But tell that to a 13-year-old who gets called a slut and feels she can’t walk into a school classroom because everybody will be staring at her, texting about her on their phones. Why are they complicit in this potentially very self-­undermining aspect of social­media culture? Everything’s about the likes.” If building a social-media presence is similar to building a brand, then it makes a twisted kind of sense that girls—­exposed from the earliest age to sexualized images, and encouraged by their parents’ own obsession with self-promotion—are promoting their online selves with sex.

But while we’re consumed by the tangible dangers of messenging services like Kik, Yik Yak, After School and other anonymous apps, we may be missing a different influence: our own behavior.

Kids today are often accused of being narcissistic, but they may be learning their exhibitionist ways from their parents.

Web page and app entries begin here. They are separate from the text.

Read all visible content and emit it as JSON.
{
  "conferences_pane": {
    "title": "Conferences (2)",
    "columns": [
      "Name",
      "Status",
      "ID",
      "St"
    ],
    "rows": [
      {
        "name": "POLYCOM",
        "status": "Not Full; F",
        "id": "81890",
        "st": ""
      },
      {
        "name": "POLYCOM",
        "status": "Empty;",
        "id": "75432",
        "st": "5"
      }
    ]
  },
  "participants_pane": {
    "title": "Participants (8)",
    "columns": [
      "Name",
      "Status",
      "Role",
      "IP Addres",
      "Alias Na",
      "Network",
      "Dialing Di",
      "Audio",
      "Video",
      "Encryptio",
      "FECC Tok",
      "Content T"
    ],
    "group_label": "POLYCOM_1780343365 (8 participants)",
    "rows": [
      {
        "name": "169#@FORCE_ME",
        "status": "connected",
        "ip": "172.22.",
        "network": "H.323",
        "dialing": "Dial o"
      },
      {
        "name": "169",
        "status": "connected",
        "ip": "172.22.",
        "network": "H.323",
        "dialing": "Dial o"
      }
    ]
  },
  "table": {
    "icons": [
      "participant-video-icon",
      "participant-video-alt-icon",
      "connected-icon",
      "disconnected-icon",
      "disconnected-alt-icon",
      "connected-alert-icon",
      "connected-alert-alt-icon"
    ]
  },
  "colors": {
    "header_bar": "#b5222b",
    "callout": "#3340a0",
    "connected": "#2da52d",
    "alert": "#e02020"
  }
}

I spent the past 2½ years researching my new book American Girls: Social Media and the Secret Lives of Teen­agers, visiting 10 states and talking to more than 200 girls.